TASK: Your response should consist of every record, exactly as given.
--- THE RECORDS Enclosed Below ---
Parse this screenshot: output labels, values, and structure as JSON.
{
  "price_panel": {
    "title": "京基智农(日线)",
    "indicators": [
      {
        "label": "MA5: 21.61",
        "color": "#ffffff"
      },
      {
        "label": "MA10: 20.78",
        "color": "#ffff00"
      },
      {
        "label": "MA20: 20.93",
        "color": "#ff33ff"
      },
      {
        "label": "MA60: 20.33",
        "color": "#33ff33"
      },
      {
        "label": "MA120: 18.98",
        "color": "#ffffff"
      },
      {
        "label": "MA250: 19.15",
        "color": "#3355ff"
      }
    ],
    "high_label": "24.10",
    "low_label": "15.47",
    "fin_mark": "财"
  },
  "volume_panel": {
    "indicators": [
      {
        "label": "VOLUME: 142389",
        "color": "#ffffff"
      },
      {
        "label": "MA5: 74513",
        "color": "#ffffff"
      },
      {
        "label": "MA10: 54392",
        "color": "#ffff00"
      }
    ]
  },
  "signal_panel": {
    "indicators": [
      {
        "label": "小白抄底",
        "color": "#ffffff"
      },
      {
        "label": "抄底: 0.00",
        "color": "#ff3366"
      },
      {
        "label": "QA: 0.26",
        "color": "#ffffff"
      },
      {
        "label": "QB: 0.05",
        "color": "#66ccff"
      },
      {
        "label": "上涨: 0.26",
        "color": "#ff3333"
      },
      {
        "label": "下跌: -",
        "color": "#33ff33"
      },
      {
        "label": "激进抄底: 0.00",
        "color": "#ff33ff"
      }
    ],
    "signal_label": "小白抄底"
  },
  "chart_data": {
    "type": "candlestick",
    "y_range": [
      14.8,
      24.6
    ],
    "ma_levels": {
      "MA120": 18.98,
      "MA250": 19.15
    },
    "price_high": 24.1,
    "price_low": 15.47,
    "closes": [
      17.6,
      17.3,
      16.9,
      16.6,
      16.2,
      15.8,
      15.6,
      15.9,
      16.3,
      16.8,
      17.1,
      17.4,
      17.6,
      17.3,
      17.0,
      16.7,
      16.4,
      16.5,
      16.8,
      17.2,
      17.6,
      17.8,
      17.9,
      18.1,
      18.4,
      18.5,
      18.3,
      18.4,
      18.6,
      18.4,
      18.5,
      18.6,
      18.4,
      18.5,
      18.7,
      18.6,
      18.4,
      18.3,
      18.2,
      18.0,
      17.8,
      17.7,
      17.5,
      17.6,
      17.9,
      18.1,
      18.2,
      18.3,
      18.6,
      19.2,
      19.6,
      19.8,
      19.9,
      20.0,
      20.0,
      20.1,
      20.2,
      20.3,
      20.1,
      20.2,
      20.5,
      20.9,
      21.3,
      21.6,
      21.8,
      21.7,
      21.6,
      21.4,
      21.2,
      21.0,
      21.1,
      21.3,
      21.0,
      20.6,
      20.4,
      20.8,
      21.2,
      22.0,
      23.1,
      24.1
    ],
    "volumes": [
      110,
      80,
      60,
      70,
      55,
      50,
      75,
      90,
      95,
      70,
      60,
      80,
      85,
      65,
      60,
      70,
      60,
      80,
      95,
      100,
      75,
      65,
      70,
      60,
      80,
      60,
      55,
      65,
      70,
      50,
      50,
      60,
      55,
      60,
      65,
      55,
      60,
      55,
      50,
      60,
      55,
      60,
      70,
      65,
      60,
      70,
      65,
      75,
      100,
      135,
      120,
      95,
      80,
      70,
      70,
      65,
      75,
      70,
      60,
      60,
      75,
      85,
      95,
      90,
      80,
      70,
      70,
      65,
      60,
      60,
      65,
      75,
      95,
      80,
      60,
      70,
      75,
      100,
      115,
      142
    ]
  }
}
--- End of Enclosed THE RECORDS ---
OUTPUT OF THE EXERCISE:
Parse this screenshot: output labels, values, and structure as JSON.
{
  "price_panel": {
    "title": "京基智农(日线)",
    "indicators": [
      {
        "label": "MA5: 21.61",
        "color": "#ffffff"
      },
      {
        "label": "MA10: 20.78",
        "color": "#ffff00"
      },
      {
        "label": "MA20: 20.93",
        "color": "#ff33ff"
      },
      {
        "label": "MA60: 20.33",
        "color": "#33ff33"
      },
      {
        "label": "MA120: 18.98",
        "color": "#ffffff"
      },
      {
        "label": "MA250: 19.15",
        "color": "#3355ff"
      }
    ],
    "high_label": "24.10",
    "low_label": "15.47",
    "fin_mark": "财"
  },
  "volume_panel": {
    "indicators": [
      {
        "label": "VOLUME: 142389",
        "color": "#ffffff"
      },
      {
        "label": "MA5: 74513",
        "color": "#ffffff"
      },
      {
        "label": "MA10: 54392",
        "color": "#ffff00"
      }
    ]
  },
  "signal_panel": {
    "indicators": [
      {
        "label": "小白抄底",
        "color": "#ffffff"
      },
      {
        "label": "抄底: 0.00",
        "color": "#ff3366"
      },
      {
        "label": "QA: 0.26",
        "color": "#ffffff"
      },
      {
        "label": "QB: 0.05",
        "color": "#66ccff"
      },
      {
        "label": "上涨: 0.26",
        "color": "#ff3333"
      },
      {
        "label": "下跌: -",
        "color": "#33ff33"
      },
      {
        "label": "激进抄底: 0.00",
        "color": "#ff33ff"
      }
    ],
    "signal_label": "小白抄底"
  },
  "chart_data": {
    "type": "candlestick",
    "y_range": [
      14.8,
      24.6
    ],
    "ma_levels": {
      "MA120": 18.98,
      "MA250": 19.15
    },
    "price_high": 24.1,
    "price_low": 15.47,
    "closes": [
      17.6,
      17.3,
      16.9,
      16.6,
      16.2,
      15.8,
      15.6,
      15.9,
      16.3,
      16.8,
      17.1,
      17.4,
      17.6,
      17.3,
      17.0,
      16.7,
      16.4,
      16.5,
      16.8,
      17.2,
      17.6,
      17.8,
      17.9,
      18.1,
      18.4,
      18.5,
      18.3,
      18.4,
      18.6,
      18.4,
      18.5,
      18.6,
      18.4,
      18.5,
      18.7,
      18.6,
      18.4,
      18.3,
      18.2,
      18.0,
      17.8,
      17.7,
      17.5,
      17.6,
      17.9,
      18.1,
      18.2,
      18.3,
      18.6,
      19.2,
      19.6,
      19.8,
      19.9,
      20.0,
      20.0,
      20.1,
      20.2,
      20.3,
      20.1,
      20.2,
      20.5,
      20.9,
      21.3,
      21.6,
      21.8,
      21.7,
      21.6,
      21.4,
      21.2,
      21.0,
      21.1,
      21.3,
      21.0,
      20.6,
      20.4,
      20.8,
      21.2,
      22.0,
      23.1,
      24.1
    ],
    "volumes": [
      110,
      80,
      60,
      70,
      55,
      50,
      75,
      90,
      95,
      70,
      60,
      80,
      85,
      65,
      60,
      70,
      60,
      80,
      95,
      100,
      75,
      65,
      70,
      60,
      80,
      60,
      55,
      65,
      70,
      50,
      50,
      60,
      55,
      60,
      65,
      55,
      60,
      55,
      50,
      60,
      55,
      60,
      70,
      65,
      60,
      70,
      65,
      75,
      100,
      135,
      120,
      95,
      80,
      70,
      70,
      65,
      75,
      70,
      60,
      60,
      75,
      85,
      95,
      90,
      80,
      70,
      70,
      65,
      60,
      60,
      65,
      75,
      95,
      80,
      60,
      70,
      75,
      100,
      115,
      142
    ]
  }
}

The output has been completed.